Any child can tell you that without water, there would be no life. But less obvious is the role of water in just about every convenience of our modern existence.
Because without water, there would be no industry.
As Growth Technologies Director for Dow Water and Process Solutions, Tracy Young spends her days at the intersection of water and all of the industrial processes that give us things like heat, tap water, and medicine. Young is responsible for helping develop and improve technologies that integrate water into industrial applications as varied and diverse as pharmaceuticals, food production, energy production, municipal use, and chemical and manufacturing processes.
‘Because of the importance of water to Michigan’s economy we are natural leaders for developing technologies that use it economically and sustainably.’
“It can be anything from power plants to bottled water,” Young says. “If you think of bottled water, they generally will treat the water using reverse osmosis before it gets bottled. In a power application, you have a lot of heating and cooling, so they need to soften the water to remove hardness from it, similar to your home-softened water, so they don’t get scale formation in their heat-transfer equipment. If you look at a mining application, they have water they need to treat for the operations, as well as water that comes from acid mine drainage. We can treat that and remove any metals to support the ability to either reuse it or discharge it to the environment.”
Industrial water applications are a growth industry, and the two things that are driving that growth, according to Young, are cost and scarcity. “Innovations to reduce the cost to treat water and in being able to operate manufacturing processes with less water and energy are very important,” she says.
Take reverse osmosis as an example. It’s a pressure-driven process, so you have to use a pump, and it takes a fair amount of energy to pump across the membrane. Young’s job is to figure out how to pump that water ever more efficiently, losing less water and decreasing energy consumption in the process.
“We have new innovations where we have been getting higher performance and enabling higher recovery of treated water at a lower pressure, which translates to being able to use less energy and water overall,” she says. “Higher performance and lower costs are driving trends that supports adoption of these new applications, so that it’s more economical to treat the water.”

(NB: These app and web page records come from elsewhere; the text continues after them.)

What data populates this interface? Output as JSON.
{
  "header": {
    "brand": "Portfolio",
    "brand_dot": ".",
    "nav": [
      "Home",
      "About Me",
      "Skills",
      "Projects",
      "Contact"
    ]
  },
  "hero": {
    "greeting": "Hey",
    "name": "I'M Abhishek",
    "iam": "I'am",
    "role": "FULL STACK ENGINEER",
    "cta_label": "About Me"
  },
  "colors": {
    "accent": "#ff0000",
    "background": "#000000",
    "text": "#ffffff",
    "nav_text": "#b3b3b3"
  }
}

And having more efficient ways to treat water translates into a valuable resource for areas facing water shortages.
“When you look at water scarcity, people are looking at more options around using impaired water, and treating that water so it can be reused,” Young says.
Being able to reuse water in scarce-water environments and water-intensive industries presents major competitive advantages. For example, water-intensive industries such as the chemical, petrochemical, pulp and paper, textile, steel, food and beverage industries often reuse municipal wastewater to power their operations. Young’s group not only develops the technology to make that possible, but also develops unique partnerships that make outside-of-the-box, sustainable solutions possible.

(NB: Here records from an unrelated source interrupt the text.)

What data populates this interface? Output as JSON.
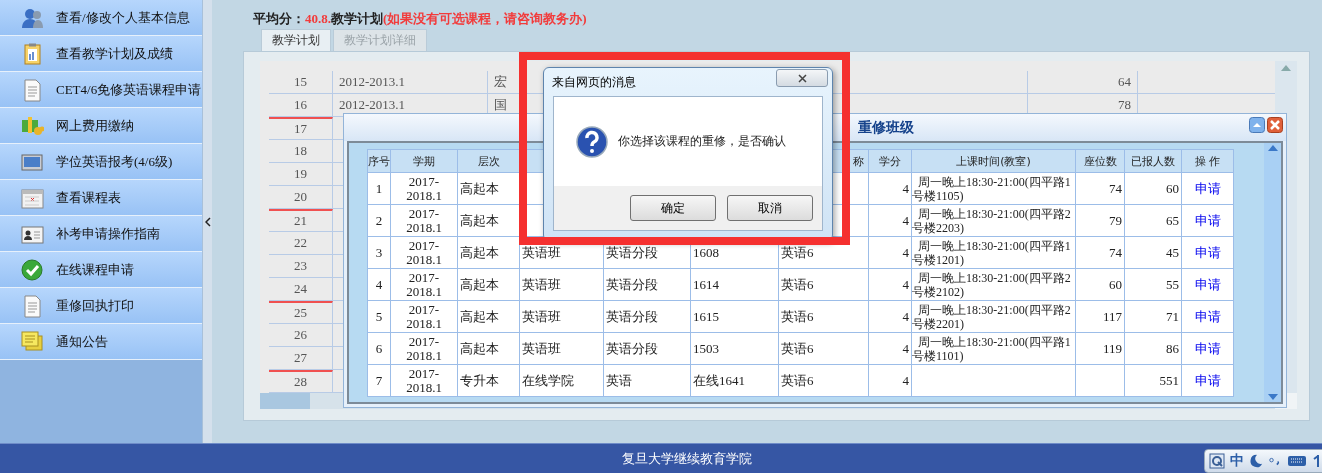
{
  "sidebar": {
    "items": [
      {
        "label": "查看/修改个人基本信息"
      },
      {
        "label": "查看教学计划及成绩"
      },
      {
        "label": "CET4/6免修英语课程申请"
      },
      {
        "label": "网上费用缴纳"
      },
      {
        "label": "学位英语报考(4/6级)"
      },
      {
        "label": "查看课程表"
      },
      {
        "label": "补考申请操作指南"
      },
      {
        "label": "在线课程申请"
      },
      {
        "label": "重修回执打印"
      },
      {
        "label": "通知公告"
      }
    ]
  },
  "heading": {
    "label": "平均分：",
    "score": "40.8.",
    "title": "教学计划",
    "note": "(如果没有可选课程，请咨询教务办)"
  },
  "tabs": [
    {
      "label": "教学计划",
      "selected": true
    },
    {
      "label": "教学计划详细",
      "selected": false
    }
  ],
  "plan_table": {
    "rows": [
      {
        "no": "15",
        "term": "2012-2013.1",
        "course": "宏",
        "score": "64",
        "red_rule_above": false
      },
      {
        "no": "16",
        "term": "2012-2013.1",
        "course": "国",
        "score": "78",
        "red_rule_above": false
      },
      {
        "no": "17",
        "red_rule_above": true
      },
      {
        "no": "18",
        "red_rule_above": false
      },
      {
        "no": "19",
        "red_rule_above": false
      },
      {
        "no": "20",
        "red_rule_above": false
      },
      {
        "no": "21",
        "red_rule_above": true
      },
      {
        "no": "22",
        "red_rule_above": false
      },
      {
        "no": "23",
        "red_rule_above": false
      },
      {
        "no": "24",
        "red_rule_above": false
      },
      {
        "no": "25",
        "red_rule_above": true
      },
      {
        "no": "26",
        "red_rule_above": false
      },
      {
        "no": "27",
        "red_rule_above": false
      },
      {
        "no": "28",
        "red_rule_above": true
      }
    ]
  },
  "class_window": {
    "title": "重修班级",
    "header": {
      "no": "序号",
      "term": "学期",
      "level": "层次",
      "course_name": "称",
      "credit": "学分",
      "time": "上课时间(教室)",
      "seats": "座位数",
      "enrolled": "已报人数",
      "action": "操 作"
    },
    "rows": [
      {
        "no": "1",
        "term": "2017-2018.1",
        "level": "高起本",
        "credit": "4",
        "time": "周一晚上18:30-21:00(四平路1号楼1105)",
        "seats": "74",
        "enrolled": "60",
        "action": "申请"
      },
      {
        "no": "2",
        "term": "2017-2018.1",
        "level": "高起本",
        "credit": "4",
        "time": "周一晚上18:30-21:00(四平路2号楼2203)",
        "seats": "79",
        "enrolled": "65",
        "action": "申请"
      },
      {
        "no": "3",
        "term": "2017-2018.1",
        "level": "高起本",
        "class_type": "英语班",
        "course": "英语分段",
        "class_no": "1608",
        "course_name": "英语6",
        "credit": "4",
        "time": "周一晚上18:30-21:00(四平路1号楼1201)",
        "seats": "74",
        "enrolled": "45",
        "action": "申请"
      },
      {
        "no": "4",
        "term": "2017-2018.1",
        "level": "高起本",
        "class_type": "英语班",
        "course": "英语分段",
        "class_no": "1614",
        "course_name": "英语6",
        "credit": "4",
        "time": "周一晚上18:30-21:00(四平路2号楼2102)",
        "seats": "60",
        "enrolled": "55",
        "action": "申请"
      },
      {
        "no": "5",
        "term": "2017-2018.1",
        "level": "高起本",
        "class_type": "英语班",
        "course": "英语分段",
        "class_no": "1615",
        "course_name": "英语6",
        "credit": "4",
        "time": "周一晚上18:30-21:00(四平路2号楼2201)",
        "seats": "117",
        "enrolled": "71",
        "action": "申请"
      },
      {
        "no": "6",
        "term": "2017-2018.1",
        "level": "高起本",
        "class_type": "英语班",
        "course": "英语分段",
        "class_no": "1503",
        "course_name": "英语6",
        "credit": "4",
        "time": "周一晚上18:30-21:00(四平路1号楼1101)",
        "seats": "119",
        "enrolled": "86",
        "action": "申请"
      },
      {
        "no": "7",
        "term": "2017-2018.1",
        "level": "专升本",
        "class_type": "在线学院",
        "course": "英语",
        "class_no": "在线1641",
        "course_name": "英语6",
        "credit": "4",
        "enrolled": "551",
        "action": "申请"
      }
    ]
  },
  "message_box": {
    "title": "来自网页的消息",
    "message": "你选择该课程的重修，是否确认",
    "buttons": [
      "确定",
      "取消"
    ]
  },
  "footer": {
    "text": "复旦大学继续教育学院"
  },
  "ime": {
    "mode": "中"
  }
}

“I’m really looking at who plays a different role in the overall water-value chain, and how you look at enabling adoption of solutions,” Young says. “In a public-private partnership, you’re looking at how to bring together a municipality, a technology provider, and perhaps an engineering firm that’s doing the design, with an industrial firm. Sometimes when you only have one player, the hurdle to adopt new technology is too high. How do you look at all of the players together to help solve a water challenge?”
Young sees Michigan as an ideal testing ground for these applications.

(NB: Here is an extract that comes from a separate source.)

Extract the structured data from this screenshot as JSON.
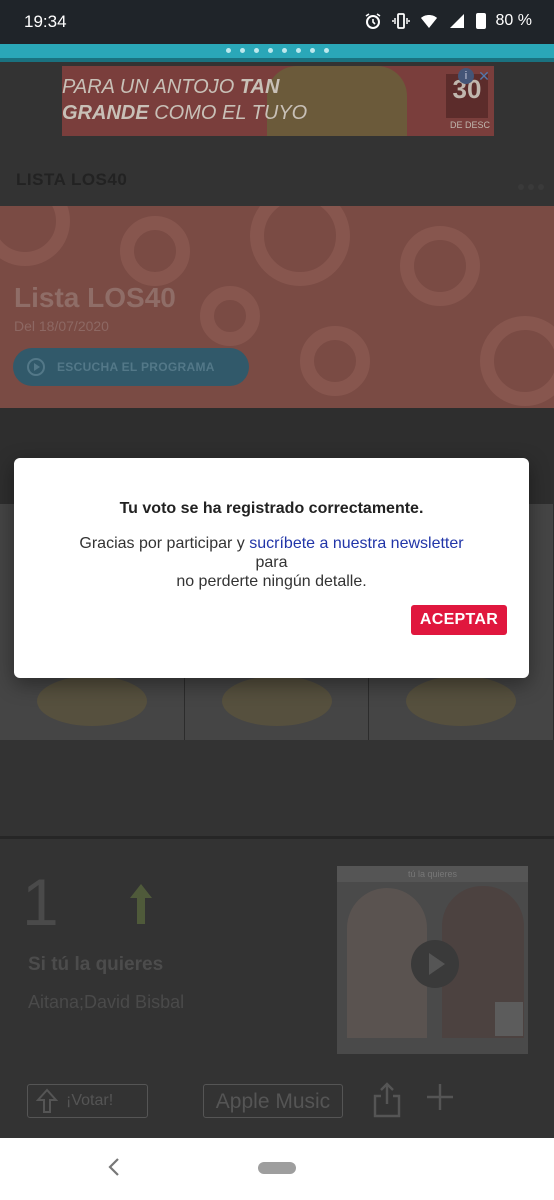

“We definitely have a Blue Economy, but how can we capitalize on that as a state?” she asks. “We should be able to attract industry to Michigan that has a heavy-footprint need for water because of the abundance, and I believe we should be able to be more cost-effective in doing so than, for example, Texas.”
And because of the importance of water to Michigan’s economy, Young says, we are natural leaders for developing technologies that use it economically and sustainably.
“At the end of the day, how do we enable products to advance and access to water, so that we all can be good stewards of our world’s water footprint?” For more info, go to dow.com.